We are sad to have to report the death, earlier this summer, of George Balfour, a founder member and former club captain. George's nephew, Sandy Balfour, author of a number of books including What I Love About Cricket: One Man's Vain Attempt to Explain Cricket to a Teenager Who Couldn't Give a Toss, writes:
George Balfour was born in Kirkcaldy in 1932. He was the third son and fourth child of Tom and Rose Anna Balfour. The family moved to Edinburgh in 1935 and George started his education at Holy Cross in 1937. This was interrupted by the war; in 1940 he and his two elder brothers, Tom and Robin, were sent to boarding school in South Africa.
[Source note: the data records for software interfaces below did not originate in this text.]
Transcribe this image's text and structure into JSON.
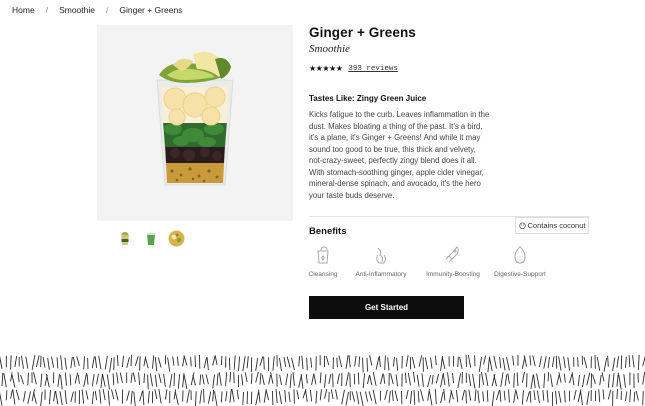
{
  "breadcrumb": {
    "items": [
      "Home",
      "Smoothie",
      "Ginger + Greens"
    ],
    "separator": "/"
  },
  "product": {
    "title": "Ginger + Greens",
    "subtitle": "Smoothie",
    "stars": "★★★★★",
    "rating_out_of_5": 4.5,
    "reviews_label": "393 reviews",
    "tastes_like": "Tastes Like: Zingy Green Juice",
    "description": "Kicks fatigue to the curb. Leaves inflammation in the dust. Makes bloating a thing of the past. It's a bird, it's a plane, it's Ginger + Greens! And while it may sound too good to be true, this thick and velvety, not-crazy-sweet, perfectly zingy blend does it all. With stomach-soothing ginger, apple cider vinegar, mineral-dense spinach, and avocado, it's the hero your taste buds deserve.",
    "allergen_badge": "Contains coconut",
    "allergen_icon": "coconut-icon"
  },
  "benefits": {
    "title": "Benefits",
    "items": [
      {
        "label": "Cleansing",
        "icon": "cleansing-icon"
      },
      {
        "label": "Anti-Inflammatory",
        "icon": "anti-inflammatory-icon"
      },
      {
        "label": "Immunity-Boosting",
        "icon": "immunity-icon"
      },
      {
        "label": "Digestive-Support",
        "icon": "digestive-icon"
      }
    ]
  },
  "cta": {
    "label": "Get Started"
  },
  "thumbnails": [
    "cup-thumbnail",
    "green-cup-thumbnail",
    "ingredients-thumbnail"
  ],
  "colors": {
    "cta_bg": "#0d0d0d",
    "hero_bg": "#f3f3f3",
    "text": "#111111"
  }
}
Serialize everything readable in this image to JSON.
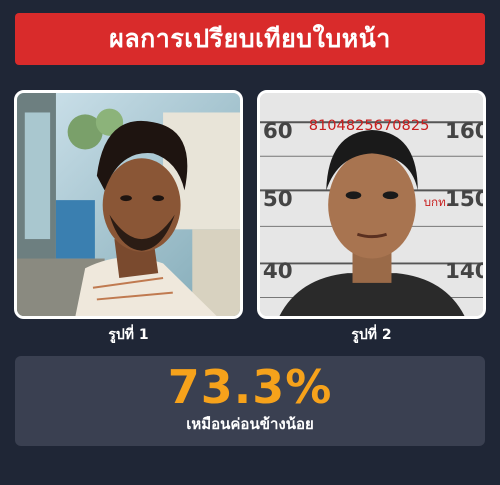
{
  "header": {
    "title": "ผลการเปรียบเทียบใบหน้า"
  },
  "photos": [
    {
      "caption": "รูปที่ 1"
    },
    {
      "caption": "รูปที่ 2",
      "mugshot_text": {
        "id_number": "8104825670825",
        "height_marks": [
          "60",
          "50",
          "40",
          "160",
          "150",
          "140"
        ],
        "stamp": "บกท."
      }
    }
  ],
  "result": {
    "similarity": "73.3%",
    "label": "เหมือนค่อนข้างน้อย"
  },
  "colors": {
    "background": "#1f2636",
    "header": "#d92b2b",
    "result_box": "#3a4051",
    "percent": "#f6a21b"
  }
}
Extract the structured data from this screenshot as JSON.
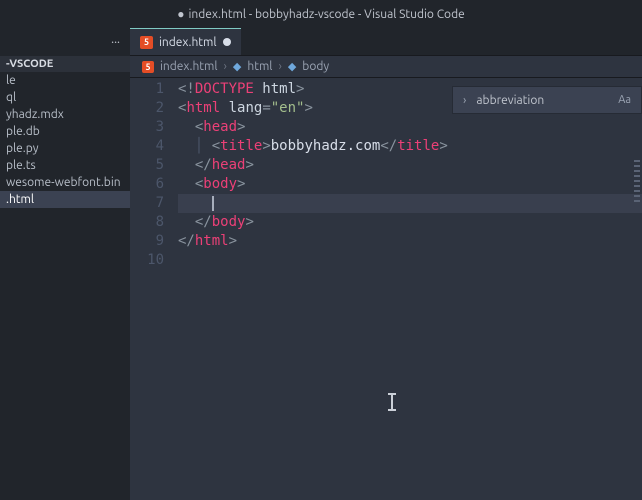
{
  "window": {
    "title": "index.html - bobbyhadz-vscode - Visual Studio Code",
    "modified_marker": "●"
  },
  "sidebar": {
    "ellipsis": "···",
    "header": "-VSCODE",
    "items": [
      {
        "label": "le"
      },
      {
        "label": "ql"
      },
      {
        "label": "yhadz.mdx"
      },
      {
        "label": "ple.db"
      },
      {
        "label": "ple.py"
      },
      {
        "label": "ple.ts"
      },
      {
        "label": "wesome-webfont.bin"
      },
      {
        "label": ".html",
        "selected": true
      }
    ]
  },
  "tab": {
    "label": "index.html",
    "icon": "5"
  },
  "breadcrumbs": {
    "segments": [
      "index.html",
      "html",
      "body"
    ],
    "icon": "5"
  },
  "editor": {
    "line_numbers": [
      "1",
      "2",
      "3",
      "4",
      "5",
      "6",
      "7",
      "8",
      "9",
      "10"
    ],
    "doc": {
      "doctype_open": "<!",
      "doctype_kw": "DOCTYPE",
      "doctype_val": " html",
      "doctype_close": ">",
      "lt": "<",
      "gt": ">",
      "lt_close": "</",
      "html": "html",
      "head": "head",
      "title": "title",
      "body": "body",
      "lang_attr": " lang",
      "eq": "=",
      "lang_val": "\"en\"",
      "title_text": "bobbyhadz.com"
    },
    "highlighted_line_index": 6
  },
  "search": {
    "text": "abbreviation",
    "chevron": "›",
    "aa": "Aa"
  }
}
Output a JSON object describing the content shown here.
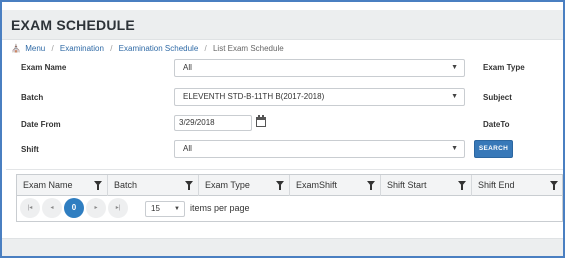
{
  "page": {
    "title": "EXAM SCHEDULE"
  },
  "breadcrumb": {
    "items": [
      "Menu",
      "Examination",
      "Examination Schedule",
      "List Exam Schedule"
    ],
    "separator": "/"
  },
  "form": {
    "exam_name": {
      "label": "Exam Name",
      "value": "All"
    },
    "batch": {
      "label": "Batch",
      "value": "ELEVENTH STD-B-11TH B(2017-2018)"
    },
    "date_from": {
      "label": "Date From",
      "value": "3/29/2018"
    },
    "shift": {
      "label": "Shift",
      "value": "All"
    },
    "exam_type": {
      "label": "Exam Type"
    },
    "subject": {
      "label": "Subject"
    },
    "date_to": {
      "label": "DateTo"
    },
    "search_label": "SEARCH"
  },
  "grid": {
    "columns": [
      "Exam Name",
      "Batch",
      "Exam Type",
      "ExamShift",
      "Shift Start",
      "Shift End"
    ],
    "pager": {
      "first": "|◂",
      "prev": "◂",
      "current_page": "0",
      "next": "▸",
      "last": "▸|",
      "page_size": "15",
      "items_per_page_label": "items per page"
    }
  },
  "colors": {
    "accent": "#2f7ec1",
    "search_button": "#3778b8",
    "frame_border": "#4a7fc1"
  },
  "icons": [
    "home-icon",
    "calendar-icon",
    "filter-icon",
    "chevron-down-icon"
  ]
}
He returned in 1945, completed his schooling and went on to do a law degree at Edinburgh University. George never practised as a lawyer, preferring to ply his trade as a publican, first in Swindon and later at Basingstoke Cricket Club, where he was something of a local legend. George was diagnosed with dementia in 2008 and spent his last few years at the Arbory Care Home in Andover, where he would regale passers by with his two favourite stories: seeing Len Hutton make a century at Lord's (against Australia in 1953) and a cover drive he played at Holy Cross that same year. In George's telling of it, his cover drive was marginally the more beautiful thing. He is survived by his son, Colin, his two grandsons, and many nephews and nieces in Scotland, England, Belgium, South Africa and Australia.
With Chris Kerr's help, we can sketch a little of George's playing career at Holy Cross. He was not merely a founder member. He also scored the club's first runs, hitting the first ball of our first innings for 3. (The outfield at Colinton Mains Park must have been long that day). As in that first game, George usually opened the batting. He also bowled off spin and was club captain for six years (1955-7;1959-60; 1963). He left for Swindon in the late 1960s but, in a fine example for all one-time Crossers, would return to play two or three games a year for the club in his summer holidays. (During this time his brother Brian was club President 1970-4). He returned to Edinburgh in 1978 and opened the batting with John Brown as the 2nds won Grade B that year. He left for England again in the late 1980s but returned for our golden jubilee celebrations in 2000. He was made an Honorary Vice President for, in Chris's words, "years of service and devotion. Well merited." RIP.